One of the biggest attractions in this Midwest US Hub city is called The Museum of World Treasures. Does it live up to that name? Locals think so but I was less convinced. I will admit that my reaction to this place changed dramatically and moved toward general acceptance as I looked around.
Dr. Jon Kardatzke is the man responsible for this museum. He and his traveling wife Lorna began as serious collectors of Roman coins. We talked to their daughter as we exited the Museum of World Treasures, and she tried to get Ruth and me to accept a balloon because it was a visitor appreciation day. There are lots of those. A 1998 basement flood got the Kardatzkes to consider a museum to house their growing collection, and this location in downtown Wichita opened in 2003. According to Wikipedia this Museum of World Treasures is not accredited by the American Alliance of Museums, but The Smithsonian is listed as a partner. This museum is dedicated to bringing history alive for kids, and they were there in great numbers that day. I could not tell if they were benefiting from the displays or not. It is clearly a diverse collection of stuff, and 30 private collectors have contributed to what you see. There are fun facts scattered through certain areas that do entertain if you take the time to stop and read them.
So, what are the real treasures in this museum? There are some real dinosaur bones. The star of this museum is a mostly intact Tyrannosaurus Rex named Ivan.
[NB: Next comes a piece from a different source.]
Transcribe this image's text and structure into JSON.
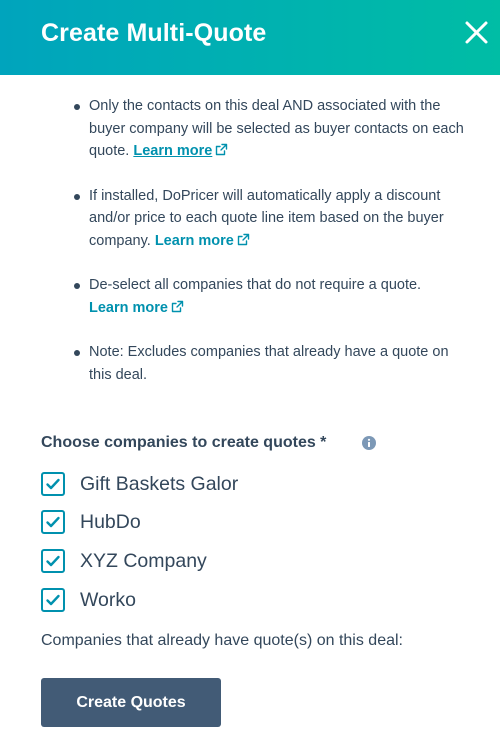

You can see female Egyptian mummies, the signatures of all US Presidents, a section of the Berlin Wall, a real shrunken head, a number of Civil War uniforms, etc. One sign promised that a Joe Biden signature was coming. Ivan was found in 2007 and stands near the entrance with some other reassembled animals. I saw marine fossils, documents from the Middle Ages, weapons from all of the American wars, some first editions. The people looking around at these so-called treasures except for the man who disdained the Old West Exhibit on the 3rd floor not too far from Ivan’s Playhouse were often clearly enraptured and loving the experience of being here.
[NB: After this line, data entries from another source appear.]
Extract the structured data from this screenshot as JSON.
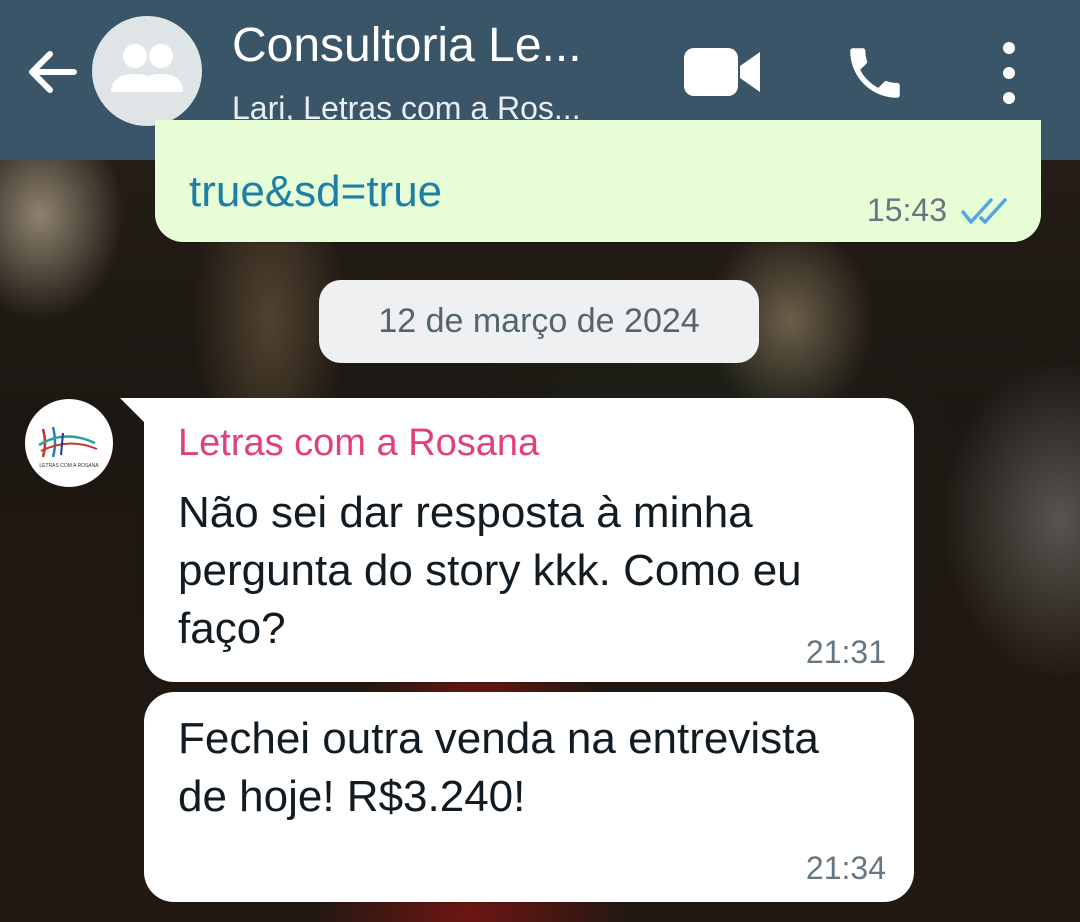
{
  "header": {
    "title": "Consultoria Le...",
    "subtitle": "Lari, Letras com a Ros...",
    "back_icon": "arrow-left-icon",
    "avatar_icon": "group-icon",
    "video_icon": "video-camera-icon",
    "call_icon": "phone-icon",
    "menu_icon": "more-vertical-icon",
    "background_color": "#3a5567"
  },
  "messages": {
    "outgoing": {
      "text": "true&sd=true",
      "time": "15:43",
      "status_icon": "double-check-read-icon",
      "link_color": "#1d7fa8",
      "bubble_color": "#e7fdd6"
    },
    "date_divider": "12 de março de 2024",
    "incoming": [
      {
        "sender": "Letras com a Rosana",
        "sender_color": "#e0407f",
        "avatar_logo_text": "LETRAS COM A ROSANA",
        "text": "Não sei dar resposta à minha pergunta do story kkk. Como eu faço?",
        "time": "21:31"
      },
      {
        "text": "Fechei outra venda na entrevista de hoje! R$3.240!",
        "time": "21:34"
      }
    ]
  }
}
This facility has apparently charmed travel services such as Tripadvisor. The many Greek vessels on display seemed genuine, but I was the only visitor looking at them. Going in, I asked the young female ticket taker what her favorite area was. She thought it over and decided that the Viet Nam War section was the most winning. I looked at it first and saw induction papers and recruitment posters, and I read many draft facts. In other words, it was routine and somewhat predictable for someone my age. I enjoyed seeing a Pontius Pilate coin and the Greek and Roman artifacts, but the only person that I spoke to who was similarly engaged was an older female volunteer who was bent on me enjoying my experience here. I was, kind of, but found most of what I saw pedestrian at best compared to other history museums.